[Listed entries Boundary: Start]

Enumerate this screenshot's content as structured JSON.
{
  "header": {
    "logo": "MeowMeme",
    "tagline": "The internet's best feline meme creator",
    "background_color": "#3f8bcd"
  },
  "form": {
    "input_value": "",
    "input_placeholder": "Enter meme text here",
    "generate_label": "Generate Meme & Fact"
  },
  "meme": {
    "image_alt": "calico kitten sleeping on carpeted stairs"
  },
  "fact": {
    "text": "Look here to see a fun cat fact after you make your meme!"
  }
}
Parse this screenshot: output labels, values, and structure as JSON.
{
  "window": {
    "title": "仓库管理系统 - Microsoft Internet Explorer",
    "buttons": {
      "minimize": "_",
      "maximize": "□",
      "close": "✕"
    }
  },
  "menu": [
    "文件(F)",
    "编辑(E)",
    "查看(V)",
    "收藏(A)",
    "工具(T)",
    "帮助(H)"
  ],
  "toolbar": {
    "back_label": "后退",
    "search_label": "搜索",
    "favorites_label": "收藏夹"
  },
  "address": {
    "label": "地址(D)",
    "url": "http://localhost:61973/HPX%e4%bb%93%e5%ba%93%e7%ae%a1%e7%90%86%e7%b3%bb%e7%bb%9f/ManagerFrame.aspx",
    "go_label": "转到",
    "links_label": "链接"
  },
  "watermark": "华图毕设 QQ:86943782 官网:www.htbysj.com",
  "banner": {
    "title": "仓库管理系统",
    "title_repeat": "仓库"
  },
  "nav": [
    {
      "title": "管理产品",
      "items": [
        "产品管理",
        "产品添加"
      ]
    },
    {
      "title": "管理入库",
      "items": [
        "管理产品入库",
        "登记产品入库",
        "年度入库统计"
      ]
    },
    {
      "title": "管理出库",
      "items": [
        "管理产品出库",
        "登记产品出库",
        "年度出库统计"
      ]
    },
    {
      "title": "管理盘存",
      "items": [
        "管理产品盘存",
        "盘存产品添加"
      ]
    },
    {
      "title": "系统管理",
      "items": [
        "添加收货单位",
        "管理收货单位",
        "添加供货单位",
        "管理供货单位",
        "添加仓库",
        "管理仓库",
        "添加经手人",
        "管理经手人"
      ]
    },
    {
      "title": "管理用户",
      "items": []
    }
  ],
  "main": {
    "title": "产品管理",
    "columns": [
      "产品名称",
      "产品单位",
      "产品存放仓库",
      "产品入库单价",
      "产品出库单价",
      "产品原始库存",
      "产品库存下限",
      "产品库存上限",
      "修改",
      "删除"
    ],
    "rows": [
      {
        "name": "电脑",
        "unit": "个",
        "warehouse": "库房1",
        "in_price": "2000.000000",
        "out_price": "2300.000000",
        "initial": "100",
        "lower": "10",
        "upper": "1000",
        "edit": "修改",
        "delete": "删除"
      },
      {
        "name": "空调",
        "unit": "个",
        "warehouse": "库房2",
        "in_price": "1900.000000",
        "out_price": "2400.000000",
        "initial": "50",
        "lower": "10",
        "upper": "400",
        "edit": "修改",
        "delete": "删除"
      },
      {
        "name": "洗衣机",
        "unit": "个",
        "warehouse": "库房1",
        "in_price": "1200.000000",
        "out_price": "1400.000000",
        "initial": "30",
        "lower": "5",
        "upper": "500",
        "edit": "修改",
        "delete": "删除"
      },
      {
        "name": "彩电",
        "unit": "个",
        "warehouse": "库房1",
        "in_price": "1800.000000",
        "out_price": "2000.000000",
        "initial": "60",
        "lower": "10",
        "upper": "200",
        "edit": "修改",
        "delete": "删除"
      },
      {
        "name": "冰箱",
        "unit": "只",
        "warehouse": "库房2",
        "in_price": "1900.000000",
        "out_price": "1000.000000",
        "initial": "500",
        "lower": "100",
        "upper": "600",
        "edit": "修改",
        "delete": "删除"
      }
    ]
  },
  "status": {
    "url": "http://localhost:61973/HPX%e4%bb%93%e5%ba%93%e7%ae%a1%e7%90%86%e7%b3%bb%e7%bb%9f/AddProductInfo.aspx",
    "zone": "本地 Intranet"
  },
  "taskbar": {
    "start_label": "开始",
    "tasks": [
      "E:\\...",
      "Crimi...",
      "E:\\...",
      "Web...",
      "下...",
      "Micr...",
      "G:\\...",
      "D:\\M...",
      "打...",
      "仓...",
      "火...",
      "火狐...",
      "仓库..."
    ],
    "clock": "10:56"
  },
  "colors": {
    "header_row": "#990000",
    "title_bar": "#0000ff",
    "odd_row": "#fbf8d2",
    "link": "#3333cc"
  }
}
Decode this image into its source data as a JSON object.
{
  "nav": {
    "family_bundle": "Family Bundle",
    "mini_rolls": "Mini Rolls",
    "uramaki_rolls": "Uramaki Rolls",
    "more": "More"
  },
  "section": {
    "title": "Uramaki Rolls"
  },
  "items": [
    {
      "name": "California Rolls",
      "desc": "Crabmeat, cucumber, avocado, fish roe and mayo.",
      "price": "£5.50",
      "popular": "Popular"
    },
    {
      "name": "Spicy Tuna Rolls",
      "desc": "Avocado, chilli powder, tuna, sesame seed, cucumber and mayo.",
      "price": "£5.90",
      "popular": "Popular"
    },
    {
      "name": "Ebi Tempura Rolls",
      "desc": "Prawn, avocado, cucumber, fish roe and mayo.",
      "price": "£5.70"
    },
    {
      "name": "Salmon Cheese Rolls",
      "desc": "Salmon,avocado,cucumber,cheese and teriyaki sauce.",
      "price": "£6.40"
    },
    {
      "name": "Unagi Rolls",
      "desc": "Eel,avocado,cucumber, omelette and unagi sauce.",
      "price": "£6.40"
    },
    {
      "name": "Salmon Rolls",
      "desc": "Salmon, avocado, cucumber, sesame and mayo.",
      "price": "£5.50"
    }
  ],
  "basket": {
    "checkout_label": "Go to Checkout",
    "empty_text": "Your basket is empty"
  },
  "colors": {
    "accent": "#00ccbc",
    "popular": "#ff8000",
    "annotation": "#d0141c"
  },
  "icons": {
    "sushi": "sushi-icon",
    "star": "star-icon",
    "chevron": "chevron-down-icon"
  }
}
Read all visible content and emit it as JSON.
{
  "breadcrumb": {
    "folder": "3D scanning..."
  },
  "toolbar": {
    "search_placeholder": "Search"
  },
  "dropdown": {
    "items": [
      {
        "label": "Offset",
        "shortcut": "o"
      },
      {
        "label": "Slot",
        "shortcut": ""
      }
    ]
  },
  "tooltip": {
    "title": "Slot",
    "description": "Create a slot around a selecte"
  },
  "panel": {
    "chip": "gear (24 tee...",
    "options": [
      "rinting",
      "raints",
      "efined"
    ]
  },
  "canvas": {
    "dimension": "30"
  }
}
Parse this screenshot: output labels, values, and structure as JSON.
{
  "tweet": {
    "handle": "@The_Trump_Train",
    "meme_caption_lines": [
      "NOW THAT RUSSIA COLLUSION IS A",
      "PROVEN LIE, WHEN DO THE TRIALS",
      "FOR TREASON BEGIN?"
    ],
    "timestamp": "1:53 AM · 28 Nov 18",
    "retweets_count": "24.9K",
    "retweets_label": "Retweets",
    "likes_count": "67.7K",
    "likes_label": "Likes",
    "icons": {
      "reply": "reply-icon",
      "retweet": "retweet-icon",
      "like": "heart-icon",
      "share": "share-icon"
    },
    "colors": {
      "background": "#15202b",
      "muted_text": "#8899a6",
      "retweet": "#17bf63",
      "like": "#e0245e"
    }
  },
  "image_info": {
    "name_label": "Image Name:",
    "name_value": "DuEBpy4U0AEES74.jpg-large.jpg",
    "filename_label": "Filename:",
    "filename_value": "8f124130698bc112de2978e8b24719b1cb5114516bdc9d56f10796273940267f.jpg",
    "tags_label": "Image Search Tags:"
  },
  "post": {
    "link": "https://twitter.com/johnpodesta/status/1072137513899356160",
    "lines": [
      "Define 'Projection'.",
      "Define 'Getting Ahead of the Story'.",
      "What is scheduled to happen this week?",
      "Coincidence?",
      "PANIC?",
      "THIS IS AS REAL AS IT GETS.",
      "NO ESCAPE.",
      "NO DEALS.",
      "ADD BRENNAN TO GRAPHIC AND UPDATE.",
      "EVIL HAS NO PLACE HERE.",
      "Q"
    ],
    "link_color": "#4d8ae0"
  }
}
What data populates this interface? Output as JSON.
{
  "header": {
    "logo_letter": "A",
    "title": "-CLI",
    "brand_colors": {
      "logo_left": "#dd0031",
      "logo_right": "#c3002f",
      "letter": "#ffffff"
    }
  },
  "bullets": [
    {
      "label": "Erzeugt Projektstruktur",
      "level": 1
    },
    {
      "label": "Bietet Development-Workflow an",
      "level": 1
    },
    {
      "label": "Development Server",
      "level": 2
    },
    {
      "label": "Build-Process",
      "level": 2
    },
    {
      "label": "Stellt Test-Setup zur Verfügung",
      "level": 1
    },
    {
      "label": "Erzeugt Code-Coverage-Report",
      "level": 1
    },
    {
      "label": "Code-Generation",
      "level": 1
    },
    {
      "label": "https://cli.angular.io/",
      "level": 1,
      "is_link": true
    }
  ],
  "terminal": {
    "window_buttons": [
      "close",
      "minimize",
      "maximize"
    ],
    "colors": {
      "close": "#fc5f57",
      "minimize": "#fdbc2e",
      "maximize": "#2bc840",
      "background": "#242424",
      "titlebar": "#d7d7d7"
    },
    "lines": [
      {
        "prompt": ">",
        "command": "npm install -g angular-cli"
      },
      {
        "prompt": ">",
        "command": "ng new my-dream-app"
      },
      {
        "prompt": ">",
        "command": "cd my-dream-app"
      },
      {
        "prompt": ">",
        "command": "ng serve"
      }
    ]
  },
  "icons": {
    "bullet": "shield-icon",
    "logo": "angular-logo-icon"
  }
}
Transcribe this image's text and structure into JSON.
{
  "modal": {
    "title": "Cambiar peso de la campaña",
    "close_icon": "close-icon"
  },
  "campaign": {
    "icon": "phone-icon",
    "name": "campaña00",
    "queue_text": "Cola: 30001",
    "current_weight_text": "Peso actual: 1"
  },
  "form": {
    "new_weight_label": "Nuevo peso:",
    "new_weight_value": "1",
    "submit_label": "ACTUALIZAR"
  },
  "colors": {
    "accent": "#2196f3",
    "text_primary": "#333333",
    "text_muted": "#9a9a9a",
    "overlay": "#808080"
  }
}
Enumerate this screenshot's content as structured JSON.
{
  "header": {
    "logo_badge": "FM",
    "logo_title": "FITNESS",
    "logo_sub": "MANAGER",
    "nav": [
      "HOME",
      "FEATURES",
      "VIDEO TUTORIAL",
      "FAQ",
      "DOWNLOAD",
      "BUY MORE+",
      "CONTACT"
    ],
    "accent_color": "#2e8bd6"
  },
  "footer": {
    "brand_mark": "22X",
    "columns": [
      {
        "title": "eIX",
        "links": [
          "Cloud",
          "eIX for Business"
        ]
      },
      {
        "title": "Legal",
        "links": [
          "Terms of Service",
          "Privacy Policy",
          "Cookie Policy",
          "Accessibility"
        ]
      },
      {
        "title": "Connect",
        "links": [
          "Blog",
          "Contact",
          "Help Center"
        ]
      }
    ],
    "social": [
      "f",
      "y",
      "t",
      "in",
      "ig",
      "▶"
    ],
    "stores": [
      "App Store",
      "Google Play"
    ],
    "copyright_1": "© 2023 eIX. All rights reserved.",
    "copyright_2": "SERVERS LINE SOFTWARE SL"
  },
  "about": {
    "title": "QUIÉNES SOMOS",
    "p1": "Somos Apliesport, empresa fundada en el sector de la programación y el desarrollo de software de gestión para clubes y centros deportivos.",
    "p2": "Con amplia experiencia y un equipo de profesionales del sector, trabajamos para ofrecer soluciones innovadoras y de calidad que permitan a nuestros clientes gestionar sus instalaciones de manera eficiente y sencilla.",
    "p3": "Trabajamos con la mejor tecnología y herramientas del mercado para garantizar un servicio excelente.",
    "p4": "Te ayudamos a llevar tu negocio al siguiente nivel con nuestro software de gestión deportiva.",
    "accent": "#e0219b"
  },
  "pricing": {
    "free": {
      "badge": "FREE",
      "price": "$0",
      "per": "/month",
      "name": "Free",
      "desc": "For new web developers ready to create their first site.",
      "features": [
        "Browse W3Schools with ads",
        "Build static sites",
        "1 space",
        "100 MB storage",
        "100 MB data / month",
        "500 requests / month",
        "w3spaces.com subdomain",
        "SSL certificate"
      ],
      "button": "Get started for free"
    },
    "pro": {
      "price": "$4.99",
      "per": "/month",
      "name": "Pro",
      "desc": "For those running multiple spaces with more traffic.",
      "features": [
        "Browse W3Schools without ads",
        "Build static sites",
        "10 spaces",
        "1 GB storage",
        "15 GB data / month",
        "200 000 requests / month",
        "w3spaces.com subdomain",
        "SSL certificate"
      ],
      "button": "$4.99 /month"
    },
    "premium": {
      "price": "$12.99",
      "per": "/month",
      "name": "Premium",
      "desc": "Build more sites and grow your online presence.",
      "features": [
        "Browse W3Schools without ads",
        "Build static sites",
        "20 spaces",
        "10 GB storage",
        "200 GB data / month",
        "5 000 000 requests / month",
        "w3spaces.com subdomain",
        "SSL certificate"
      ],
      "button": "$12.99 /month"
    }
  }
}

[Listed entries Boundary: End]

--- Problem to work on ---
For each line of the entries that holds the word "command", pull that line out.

--- Task output ---
        "command": "npm install -g angular-cli"
        "command": "ng new my-dream-app"
        "command": "cd my-dream-app"
        "command": "ng serve"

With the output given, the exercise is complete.